Records from a data source:
>>>>>

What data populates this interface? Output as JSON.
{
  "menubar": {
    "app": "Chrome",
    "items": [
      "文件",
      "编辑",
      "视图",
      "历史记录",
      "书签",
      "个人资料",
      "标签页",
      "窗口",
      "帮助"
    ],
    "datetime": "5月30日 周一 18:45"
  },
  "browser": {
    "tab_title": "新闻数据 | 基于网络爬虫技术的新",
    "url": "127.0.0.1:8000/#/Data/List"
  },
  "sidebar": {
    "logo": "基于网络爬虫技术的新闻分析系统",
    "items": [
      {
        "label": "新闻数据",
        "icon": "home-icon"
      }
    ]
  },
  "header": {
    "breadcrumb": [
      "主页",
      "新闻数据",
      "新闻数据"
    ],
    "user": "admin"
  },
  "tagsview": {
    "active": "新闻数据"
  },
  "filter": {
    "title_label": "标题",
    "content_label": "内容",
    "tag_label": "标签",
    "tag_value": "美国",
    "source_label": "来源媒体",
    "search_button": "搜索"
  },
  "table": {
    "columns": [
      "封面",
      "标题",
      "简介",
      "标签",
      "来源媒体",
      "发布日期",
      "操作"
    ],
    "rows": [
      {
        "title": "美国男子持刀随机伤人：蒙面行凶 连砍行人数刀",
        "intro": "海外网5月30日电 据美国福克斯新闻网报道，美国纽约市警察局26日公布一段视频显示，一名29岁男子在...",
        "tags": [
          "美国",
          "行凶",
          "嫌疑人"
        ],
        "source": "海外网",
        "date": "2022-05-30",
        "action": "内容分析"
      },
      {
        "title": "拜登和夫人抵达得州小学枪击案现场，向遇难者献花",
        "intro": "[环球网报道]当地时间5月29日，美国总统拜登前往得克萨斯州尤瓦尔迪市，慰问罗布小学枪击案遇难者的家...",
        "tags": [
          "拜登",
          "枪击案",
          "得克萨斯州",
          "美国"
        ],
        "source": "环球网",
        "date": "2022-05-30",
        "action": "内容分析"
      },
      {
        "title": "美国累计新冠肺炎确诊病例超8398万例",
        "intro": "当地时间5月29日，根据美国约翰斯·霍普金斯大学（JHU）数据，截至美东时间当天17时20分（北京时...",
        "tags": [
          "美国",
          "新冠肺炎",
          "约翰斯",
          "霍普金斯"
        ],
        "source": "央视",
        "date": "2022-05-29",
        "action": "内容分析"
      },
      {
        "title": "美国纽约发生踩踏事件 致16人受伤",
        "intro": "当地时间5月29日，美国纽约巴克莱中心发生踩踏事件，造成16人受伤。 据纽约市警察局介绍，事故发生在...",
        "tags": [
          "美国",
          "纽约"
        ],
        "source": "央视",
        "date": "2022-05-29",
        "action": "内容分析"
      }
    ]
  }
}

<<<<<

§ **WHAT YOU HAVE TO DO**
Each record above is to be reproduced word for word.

§ **YOUR RESPONSE**
What data populates this interface? Output as JSON.
{
  "menubar": {
    "app": "Chrome",
    "items": [
      "文件",
      "编辑",
      "视图",
      "历史记录",
      "书签",
      "个人资料",
      "标签页",
      "窗口",
      "帮助"
    ],
    "datetime": "5月30日 周一 18:45"
  },
  "browser": {
    "tab_title": "新闻数据 | 基于网络爬虫技术的新",
    "url": "127.0.0.1:8000/#/Data/List"
  },
  "sidebar": {
    "logo": "基于网络爬虫技术的新闻分析系统",
    "items": [
      {
        "label": "新闻数据",
        "icon": "home-icon"
      }
    ]
  },
  "header": {
    "breadcrumb": [
      "主页",
      "新闻数据",
      "新闻数据"
    ],
    "user": "admin"
  },
  "tagsview": {
    "active": "新闻数据"
  },
  "filter": {
    "title_label": "标题",
    "content_label": "内容",
    "tag_label": "标签",
    "tag_value": "美国",
    "source_label": "来源媒体",
    "search_button": "搜索"
  },
  "table": {
    "columns": [
      "封面",
      "标题",
      "简介",
      "标签",
      "来源媒体",
      "发布日期",
      "操作"
    ],
    "rows": [
      {
        "title": "美国男子持刀随机伤人：蒙面行凶 连砍行人数刀",
        "intro": "海外网5月30日电 据美国福克斯新闻网报道，美国纽约市警察局26日公布一段视频显示，一名29岁男子在...",
        "tags": [
          "美国",
          "行凶",
          "嫌疑人"
        ],
        "source": "海外网",
        "date": "2022-05-30",
        "action": "内容分析"
      },
      {
        "title": "拜登和夫人抵达得州小学枪击案现场，向遇难者献花",
        "intro": "[环球网报道]当地时间5月29日，美国总统拜登前往得克萨斯州尤瓦尔迪市，慰问罗布小学枪击案遇难者的家...",
        "tags": [
          "拜登",
          "枪击案",
          "得克萨斯州",
          "美国"
        ],
        "source": "环球网",
        "date": "2022-05-30",
        "action": "内容分析"
      },
      {
        "title": "美国累计新冠肺炎确诊病例超8398万例",
        "intro": "当地时间5月29日，根据美国约翰斯·霍普金斯大学（JHU）数据，截至美东时间当天17时20分（北京时...",
        "tags": [
          "美国",
          "新冠肺炎",
          "约翰斯",
          "霍普金斯"
        ],
        "source": "央视",
        "date": "2022-05-29",
        "action": "内容分析"
      },
      {
        "title": "美国纽约发生踩踏事件 致16人受伤",
        "intro": "当地时间5月29日，美国纽约巴克莱中心发生踩踏事件，造成16人受伤。 据纽约市警察局介绍，事故发生在...",
        "tags": [
          "美国",
          "纽约"
        ],
        "source": "央视",
        "date": "2022-05-29",
        "action": "内容分析"
      }
    ]
  }
}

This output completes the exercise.